[Records excerpted from a collection]
* * * *

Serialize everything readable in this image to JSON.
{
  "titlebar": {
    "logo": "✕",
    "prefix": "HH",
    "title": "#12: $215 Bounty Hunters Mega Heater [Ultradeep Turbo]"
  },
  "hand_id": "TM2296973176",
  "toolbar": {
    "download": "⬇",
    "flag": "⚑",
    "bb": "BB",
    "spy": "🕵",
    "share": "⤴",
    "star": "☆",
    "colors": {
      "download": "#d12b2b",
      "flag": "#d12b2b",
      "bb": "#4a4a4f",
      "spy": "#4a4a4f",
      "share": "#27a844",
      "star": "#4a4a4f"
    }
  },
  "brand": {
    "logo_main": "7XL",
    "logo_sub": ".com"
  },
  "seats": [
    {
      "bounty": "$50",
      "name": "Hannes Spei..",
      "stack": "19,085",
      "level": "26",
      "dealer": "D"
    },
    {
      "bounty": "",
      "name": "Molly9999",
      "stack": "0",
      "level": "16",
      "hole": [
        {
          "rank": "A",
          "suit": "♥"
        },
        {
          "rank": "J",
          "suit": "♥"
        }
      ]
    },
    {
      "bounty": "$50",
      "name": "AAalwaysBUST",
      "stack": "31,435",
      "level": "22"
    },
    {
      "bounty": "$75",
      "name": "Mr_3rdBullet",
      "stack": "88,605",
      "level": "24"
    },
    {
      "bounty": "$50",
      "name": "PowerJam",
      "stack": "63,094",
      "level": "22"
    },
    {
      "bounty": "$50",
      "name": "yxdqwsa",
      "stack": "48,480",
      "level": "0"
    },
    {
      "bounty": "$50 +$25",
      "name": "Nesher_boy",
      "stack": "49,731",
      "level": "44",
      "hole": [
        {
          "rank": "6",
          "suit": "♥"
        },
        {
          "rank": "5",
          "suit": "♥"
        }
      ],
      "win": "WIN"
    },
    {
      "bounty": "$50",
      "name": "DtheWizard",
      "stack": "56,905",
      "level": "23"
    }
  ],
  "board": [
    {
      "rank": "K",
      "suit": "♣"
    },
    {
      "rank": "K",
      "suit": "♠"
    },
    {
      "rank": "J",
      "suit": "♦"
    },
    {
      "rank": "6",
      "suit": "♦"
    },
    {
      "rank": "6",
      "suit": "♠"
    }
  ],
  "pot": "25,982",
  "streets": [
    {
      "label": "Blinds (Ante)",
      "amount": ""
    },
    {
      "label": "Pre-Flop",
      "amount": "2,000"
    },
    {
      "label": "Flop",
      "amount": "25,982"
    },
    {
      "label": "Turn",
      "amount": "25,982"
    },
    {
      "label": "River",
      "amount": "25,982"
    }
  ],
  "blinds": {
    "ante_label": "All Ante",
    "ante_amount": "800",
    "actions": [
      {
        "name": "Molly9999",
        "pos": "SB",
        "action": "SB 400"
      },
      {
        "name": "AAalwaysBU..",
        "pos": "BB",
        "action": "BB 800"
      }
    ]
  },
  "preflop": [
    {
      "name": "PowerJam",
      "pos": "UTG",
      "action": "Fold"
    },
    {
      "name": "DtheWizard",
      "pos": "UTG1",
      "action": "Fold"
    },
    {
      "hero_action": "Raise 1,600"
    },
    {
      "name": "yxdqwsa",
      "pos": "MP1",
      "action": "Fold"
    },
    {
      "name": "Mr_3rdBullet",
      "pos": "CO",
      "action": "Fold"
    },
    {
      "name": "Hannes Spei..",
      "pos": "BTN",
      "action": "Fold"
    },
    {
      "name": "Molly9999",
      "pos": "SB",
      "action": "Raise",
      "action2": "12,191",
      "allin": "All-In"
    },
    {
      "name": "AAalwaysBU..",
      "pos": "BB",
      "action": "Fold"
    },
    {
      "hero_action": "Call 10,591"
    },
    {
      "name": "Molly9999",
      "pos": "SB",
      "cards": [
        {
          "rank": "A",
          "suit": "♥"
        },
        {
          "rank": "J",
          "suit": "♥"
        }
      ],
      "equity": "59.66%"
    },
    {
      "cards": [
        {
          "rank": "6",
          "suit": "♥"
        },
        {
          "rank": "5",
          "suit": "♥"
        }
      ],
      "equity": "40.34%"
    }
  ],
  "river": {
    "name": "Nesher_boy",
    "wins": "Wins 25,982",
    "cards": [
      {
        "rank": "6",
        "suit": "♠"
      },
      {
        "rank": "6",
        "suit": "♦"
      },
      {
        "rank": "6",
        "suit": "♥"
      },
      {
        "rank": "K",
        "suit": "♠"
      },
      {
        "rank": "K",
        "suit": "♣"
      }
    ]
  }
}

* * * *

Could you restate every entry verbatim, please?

Serialize everything readable in this image to JSON.
{
  "titlebar": {
    "logo": "✕",
    "prefix": "HH",
    "title": "#12: $215 Bounty Hunters Mega Heater [Ultradeep Turbo]"
  },
  "hand_id": "TM2296973176",
  "toolbar": {
    "download": "⬇",
    "flag": "⚑",
    "bb": "BB",
    "spy": "🕵",
    "share": "⤴",
    "star": "☆",
    "colors": {
      "download": "#d12b2b",
      "flag": "#d12b2b",
      "bb": "#4a4a4f",
      "spy": "#4a4a4f",
      "share": "#27a844",
      "star": "#4a4a4f"
    }
  },
  "brand": {
    "logo_main": "7XL",
    "logo_sub": ".com"
  },
  "seats": [
    {
      "bounty": "$50",
      "name": "Hannes Spei..",
      "stack": "19,085",
      "level": "26",
      "dealer": "D"
    },
    {
      "bounty": "",
      "name": "Molly9999",
      "stack": "0",
      "level": "16",
      "hole": [
        {
          "rank": "A",
          "suit": "♥"
        },
        {
          "rank": "J",
          "suit": "♥"
        }
      ]
    },
    {
      "bounty": "$50",
      "name": "AAalwaysBUST",
      "stack": "31,435",
      "level": "22"
    },
    {
      "bounty": "$75",
      "name": "Mr_3rdBullet",
      "stack": "88,605",
      "level": "24"
    },
    {
      "bounty": "$50",
      "name": "PowerJam",
      "stack": "63,094",
      "level": "22"
    },
    {
      "bounty": "$50",
      "name": "yxdqwsa",
      "stack": "48,480",
      "level": "0"
    },
    {
      "bounty": "$50 +$25",
      "name": "Nesher_boy",
      "stack": "49,731",
      "level": "44",
      "hole": [
        {
          "rank": "6",
          "suit": "♥"
        },
        {
          "rank": "5",
          "suit": "♥"
        }
      ],
      "win": "WIN"
    },
    {
      "bounty": "$50",
      "name": "DtheWizard",
      "stack": "56,905",
      "level": "23"
    }
  ],
  "board": [
    {
      "rank": "K",
      "suit": "♣"
    },
    {
      "rank": "K",
      "suit": "♠"
    },
    {
      "rank": "J",
      "suit": "♦"
    },
    {
      "rank": "6",
      "suit": "♦"
    },
    {
      "rank": "6",
      "suit": "♠"
    }
  ],
  "pot": "25,982",
  "streets": [
    {
      "label": "Blinds (Ante)",
      "amount": ""
    },
    {
      "label": "Pre-Flop",
      "amount": "2,000"
    },
    {
      "label": "Flop",
      "amount": "25,982"
    },
    {
      "label": "Turn",
      "amount": "25,982"
    },
    {
      "label": "River",
      "amount": "25,982"
    }
  ],
  "blinds": {
    "ante_label": "All Ante",
    "ante_amount": "800",
    "actions": [
      {
        "name": "Molly9999",
        "pos": "SB",
        "action": "SB 400"
      },
      {
        "name": "AAalwaysBU..",
        "pos": "BB",
        "action": "BB 800"
      }
    ]
  },
  "preflop": [
    {
      "name": "PowerJam",
      "pos": "UTG",
      "action": "Fold"
    },
    {
      "name": "DtheWizard",
      "pos": "UTG1",
      "action": "Fold"
    },
    {
      "hero_action": "Raise 1,600"
    },
    {
      "name": "yxdqwsa",
      "pos": "MP1",
      "action": "Fold"
    },
    {
      "name": "Mr_3rdBullet",
      "pos": "CO",
      "action": "Fold"
    },
    {
      "name": "Hannes Spei..",
      "pos": "BTN",
      "action": "Fold"
    },
    {
      "name": "Molly9999",
      "pos": "SB",
      "action": "Raise",
      "action2": "12,191",
      "allin": "All-In"
    },
    {
      "name": "AAalwaysBU..",
      "pos": "BB",
      "action": "Fold"
    },
    {
      "hero_action": "Call 10,591"
    },
    {
      "name": "Molly9999",
      "pos": "SB",
      "cards": [
        {
          "rank": "A",
          "suit": "♥"
        },
        {
          "rank": "J",
          "suit": "♥"
        }
      ],
      "equity": "59.66%"
    },
    {
      "cards": [
        {
          "rank": "6",
          "suit": "♥"
        },
        {
          "rank": "5",
          "suit": "♥"
        }
      ],
      "equity": "40.34%"
    }
  ],
  "river": {
    "name": "Nesher_boy",
    "wins": "Wins 25,982",
    "cards": [
      {
        "rank": "6",
        "suit": "♠"
      },
      {
        "rank": "6",
        "suit": "♦"
      },
      {
        "rank": "6",
        "suit": "♥"
      },
      {
        "rank": "K",
        "suit": "♠"
      },
      {
        "rank": "K",
        "suit": "♣"
      }
    ]
  }
}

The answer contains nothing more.